Akers and Van Dam said this is the time to catch up, because there is no time during the season. During a regular race week, Akers, along with Van Dam’s brother Travis, performs maintenance. The two are usually joined on race day by Gates Stephans. The team has a primary car, a backup and enough extra parts to make up three more. Van Dam, who owns his own portable welding business, owns the race team with the help of a number of Plateau-area sponsors.
“I probably put 25 to 30 hours a week in,” said Akers of his time in the garage during the season. That’s in addition to his full-time job. “Unless, I have a week when we wreck, then I’m not looking forward to it.”
They’re working toward a championship.
“That’s the one thing we have yet to accomplish and we’ve been close,” Van Dam said. “I’m not a points racer. I’d rather win races.”
Winning more races is also a goal for 2010.
“As far as the team, we’re capable of winning more races,” Van Dam said. “Some of that’s luck and some of that’s driver.”
“I think we can definately win more races, and win a championship, that would be great.”
Winning means being more aggressive, Van Dam’s not afraid of racing harder. He’s also not afraid of the consequences that often come with it.
“It happens so fast,” he said of accidents. “I’m a lot more appreciative of the cars. They are safe, but I still know that there’s that potential, as I proved, that things can go wrong.
“It still hits close to home,” he said. “I appreciate when I’m able to walk away from a race, let alone a crash.”

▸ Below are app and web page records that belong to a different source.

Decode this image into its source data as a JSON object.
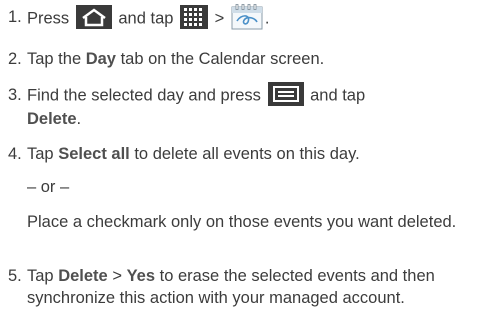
{
  "steps": [
    {
      "num": "1.",
      "t1": "Press",
      "t2": "and tap",
      "t3": ">",
      "t4": ".",
      "icons": [
        "home-key-icon",
        "apps-grid-icon",
        "calendar-app-icon"
      ]
    },
    {
      "num": "2.",
      "t1": "Tap the",
      "b1": "Day",
      "t2": "tab on the Calendar screen."
    },
    {
      "num": "3.",
      "t1": "Find the selected day and press",
      "t2": "and tap",
      "b1": "Delete",
      "t3": ".",
      "icons": [
        "menu-key-icon"
      ]
    },
    {
      "num": "4.",
      "t1": "Tap",
      "b1": "Select all",
      "t2": "to delete all events on this day.",
      "or": "– or –",
      "alt": "Place a checkmark only on those events you want deleted."
    },
    {
      "num": "5.",
      "t1": "Tap",
      "b1": "Delete",
      "t2": ">",
      "b2": "Yes",
      "t3": "to erase the selected events and then synchronize this action with your managed account."
    }
  ],
  "colors": {
    "icon_dark": "#3a3a3a",
    "text": "#3c3c3c",
    "calendar_blue": "#4a90c8"
  }
}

This season, his wing sported a photograph of fellow driver driver Travis Rutz of Langley, British Columbia, who was seriously injured in an accident this season. He said the fellowship and the fan support comes flooding back to him when he sees drivers and patrons raising thousands of dollars to help an injured driver like Rutz, just like they rallied to help him.
“It’s cool to be a part of that family,” Van Dam said.